Fall 2022 - LING 282W D100

Writing for Linguistics (3)

Class Number: 3573

Delivery Method: In Person

Overview

  • Course Times + Location:

    Th 2:30 PM – 5:20 PM
    SWH 10061, Burnaby

  • Prerequisites:

    LING 220.

Description

CALENDAR DESCRIPTION:

Develops skills in language analysis by focusing on reading and writing of linguistic argumentation. Explores the foundations of such argumentation in the core areas of linguistics. Students read and discuss primary literature in linguistics in order to understand how to formulate hypotheses and evaluate them. They also learn how to use writing to construct their own solutions to challenging linguistic problems. Writing/Quantitative.

COURSE DETAILS:

We will explore the foundations of argumentation in the core areas of linguistic analysis (phonetics, phonology, morphology, syntax, semantics). Through discussions and analyses of data sets as well as close readings of research articles, students will learn how to communicate and write about linguistic puzzles and their solutions.

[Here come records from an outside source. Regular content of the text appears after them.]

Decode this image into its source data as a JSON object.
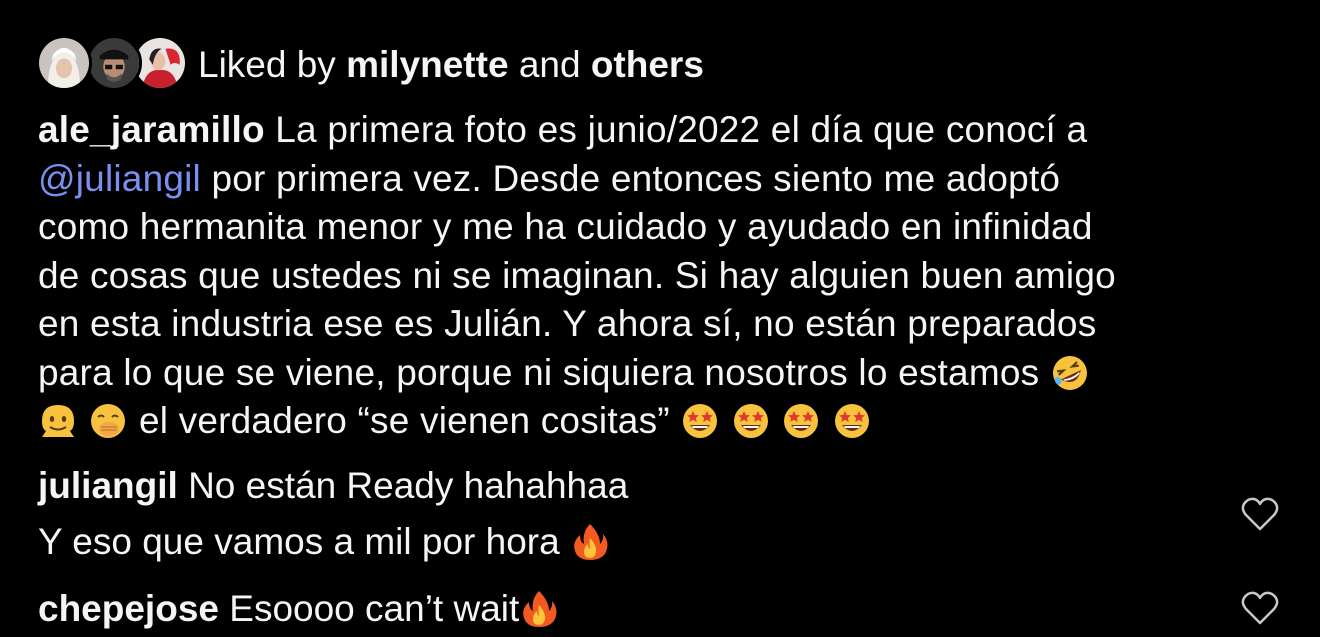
{
  "likes": {
    "prefix": "Liked by",
    "user": "milynette",
    "joiner": "and",
    "others": "others",
    "avatars": [
      "avatar-user-1",
      "avatar-user-2",
      "avatar-user-3"
    ]
  },
  "caption": {
    "username": "ale_jaramillo",
    "line1": "La primera foto es junio/2022 el día que conocí a",
    "mention": "@juliangil",
    "line2": "por primera vez. Desde entonces siento me adoptó",
    "line3": "como hermanita menor y me ha cuidado y ayudado en infinidad",
    "line4": "de cosas que ustedes ni se imaginan. Si hay alguien buen amigo",
    "line5": "en esta industria ese es Julián. Y ahora sí, no están preparados",
    "line6": "para lo que se viene, porque ni siquiera nosotros lo estamos",
    "line7": "el verdadero “se vienen cositas”",
    "emojis": [
      "rofl-emoji",
      "melting-face-emoji",
      "hand-over-mouth-emoji",
      "star-struck-emoji"
    ]
  },
  "comments": [
    {
      "username": "juliangil",
      "line1": "No están Ready hahahhaa",
      "line2": "Y eso que vamos a mil por hora",
      "emoji": "fire-emoji"
    },
    {
      "username": "chepejose",
      "text": "Esoooo can’t wait",
      "emoji": "fire-emoji"
    }
  ],
  "colors": {
    "background": "#000000",
    "text": "#f5f5f5",
    "mention": "#7b8ff0"
  }
}
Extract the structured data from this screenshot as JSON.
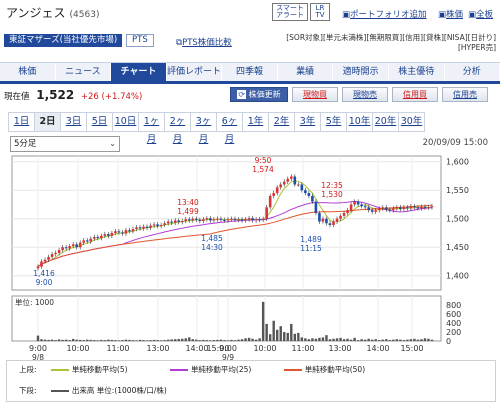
{
  "header": {
    "stock_name": "アンジェス",
    "stock_code": "(4563)",
    "smart_alert": [
      "スマート",
      "アラート"
    ],
    "lr_tv": [
      "LR",
      "TV"
    ],
    "portfolio_link": "ポートフォリオ追加",
    "stock_info_link": "株価",
    "board_link": "全板"
  },
  "market": {
    "market_label": "東証マザーズ(当社優先市場)",
    "pts_label": "PTS",
    "pts_compare_link": "PTS株価比較"
  },
  "tags": [
    "[SOR対象]",
    "[単元未満株]",
    "[無期限買]",
    "[信用]",
    "[貸株]",
    "[NISA]",
    "[日計り]",
    "[HYPER売]"
  ],
  "menu": [
    "株価",
    "ニュース",
    "チャート",
    "評価レポート",
    "四季報",
    "業績",
    "適時開示",
    "株主優待",
    "分析"
  ],
  "menu_active": "チャート",
  "quote": {
    "label": "現在値",
    "price": "1,522",
    "change": "+26 (+1.74%)",
    "update_button": "株価更新",
    "buy_spot": "現物買",
    "sell_spot": "現物売",
    "buy_margin": "信用買",
    "sell_margin": "信用売"
  },
  "period_tabs": [
    "1日",
    "2日",
    "3日",
    "5日",
    "10日",
    "1ヶ月",
    "2ヶ月",
    "3ヶ月",
    "6ヶ月",
    "1年",
    "2年",
    "3年",
    "5年",
    "10年",
    "20年",
    "30年"
  ],
  "period_active": "2日",
  "interval_select": "5分足",
  "timestamp": "20/09/09 15:00",
  "volume_unit": "単位: 1000",
  "legend": {
    "upper_label": "上段:",
    "lower_label": "下段:",
    "items": [
      {
        "label": "単純移動平均(5)",
        "color": "#a7c43a"
      },
      {
        "label": "単純移動平均(25)",
        "color": "#b23cd6"
      },
      {
        "label": "単純移動平均(50)",
        "color": "#e0552a"
      }
    ],
    "volume_label": "出来高 単位:(1000株/口/株)",
    "volume_color": "#555555"
  },
  "chart_data": {
    "type": "candlestick",
    "interval": "5分足",
    "period": "2日",
    "ylim": [
      1375,
      1610
    ],
    "y_ticks": [
      1400,
      1450,
      1500,
      1550,
      1600
    ],
    "x_tick_labels": [
      "9:00",
      "10:00",
      "11:00",
      "13:00",
      "14:00",
      "15:00",
      "9:00",
      "10:00",
      "11:00",
      "13:00",
      "14:00",
      "15:00"
    ],
    "date_labels": [
      "9/8",
      "9/9"
    ],
    "series_close": [
      1416,
      1425,
      1428,
      1433,
      1438,
      1440,
      1445,
      1450,
      1448,
      1452,
      1455,
      1450,
      1458,
      1462,
      1460,
      1465,
      1468,
      1466,
      1470,
      1473,
      1470,
      1475,
      1478,
      1476,
      1474,
      1480,
      1478,
      1482,
      1485,
      1483,
      1486,
      1484,
      1488,
      1490,
      1487,
      1489,
      1492,
      1495,
      1493,
      1497,
      1494,
      1496,
      1499,
      1497,
      1500,
      1498,
      1496,
      1499,
      1501,
      1497,
      1499,
      1500,
      1498,
      1497,
      1499,
      1500,
      1498,
      1499,
      1497,
      1499,
      1501,
      1497,
      1499,
      1498,
      1500,
      1520,
      1540,
      1545,
      1555,
      1560,
      1565,
      1570,
      1574,
      1560,
      1560,
      1550,
      1545,
      1540,
      1530,
      1510,
      1495,
      1500,
      1492,
      1489,
      1495,
      1500,
      1505,
      1510,
      1515,
      1525,
      1530,
      1525,
      1522,
      1520,
      1515,
      1512,
      1515,
      1518,
      1520,
      1516,
      1515,
      1518,
      1520,
      1517,
      1520,
      1518,
      1522,
      1520,
      1518,
      1521,
      1519,
      1520,
      1522
    ],
    "annotations": [
      {
        "text": "13:40",
        "value": "1,499",
        "kind": "high"
      },
      {
        "text": "9:50",
        "value": "1,574",
        "kind": "high"
      },
      {
        "text": "12:35",
        "value": "1,530",
        "kind": "high"
      },
      {
        "text": "1,416",
        "value": "9:00",
        "kind": "low"
      },
      {
        "text": "1,485",
        "value": "14:30",
        "kind": "low"
      },
      {
        "text": "1,489",
        "value": "11:15",
        "kind": "low"
      }
    ],
    "volume_ylim": [
      0,
      1000
    ],
    "volume_ticks": [
      0,
      200,
      400,
      600,
      800
    ],
    "volume": [
      120,
      40,
      30,
      25,
      30,
      20,
      35,
      25,
      30,
      20,
      45,
      30,
      25,
      20,
      30,
      25,
      20,
      15,
      25,
      20,
      30,
      25,
      20,
      15,
      20,
      30,
      25,
      20,
      15,
      25,
      20,
      15,
      20,
      25,
      20,
      15,
      20,
      30,
      35,
      40,
      45,
      50,
      60,
      80,
      40,
      30,
      20,
      25,
      20,
      15,
      20,
      25,
      30,
      20,
      15,
      25,
      20,
      30,
      40,
      60,
      70,
      50,
      30,
      60,
      870,
      380,
      150,
      450,
      250,
      330,
      200,
      180,
      380,
      160,
      180,
      80,
      60,
      40,
      60,
      50,
      70,
      80,
      130,
      40,
      50,
      60,
      70,
      40,
      50,
      30,
      70,
      20,
      40,
      30,
      50,
      30,
      40,
      20,
      30,
      40,
      20,
      30,
      40,
      30,
      20,
      30,
      40,
      50,
      30,
      40,
      60,
      50,
      30
    ]
  }
}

MODE OF INSTRUCTION: In-Person

MODE OF DELIVERY: Lectures, group discussions, in-class writing

PLATFORMS USED: Canvas

TECHNOLOGY REQUIRED: Internet access

Grading

  • In-class writing exercises 40%
  • Take-home writing assignments 30%
  • Group presentation 20%
  • Participation 10%
  • No Final Exam

NOTES:

No textbook; articles provided on Canvas. Students may need to refer to an introductory textbook in linguistics.

Note: This course may be applied towards the Certificate in Teaching English as a Second Language.

Students requiring accommodations must contact the Centre for Accessible Learning (caladmin@sfu.ca).

Materials

REQUIRED READING NOTES:

Your personalized Course Material list, including digital and physical textbooks, are available through the SFU Bookstore website by simply entering your Computing ID at: shop.sfu.ca/course-materials/my-personalized-course-materials.

Department Undergraduate Notes:

Students should familiarize themselves with the Department's Standards on Class Management and Student Responsibilities.

Please note that a grade of “FD” (Failed-Dishonesty) may be assigned as a penalty for academic dishonesty.

All student requests for accommodations for their religious practices must be made in writing by the end of the first week of classes or no later than one week after a student adds a course.

Registrar Notes:

ACADEMIC INTEGRITY: YOUR WORK, YOUR SUCCESS

SFU’s Academic Integrity website http://www.sfu.ca/students/academicintegrity.html is filled with information on what is meant by academic dishonesty, where you can find resources to help with your studies and the consequences of cheating. Check out the site for more information and videos that help explain the issues in plain English.

Each student is responsible for his or her conduct as it affects the university community. Academic dishonesty, in whatever form, is ultimately destructive of the values of the university. Furthermore, it is unfair and discouraging to the majority of students who pursue their studies honestly. Scholarly integrity is required of all members of the university. http://www.sfu.ca/policies/gazette/student/s10-01.html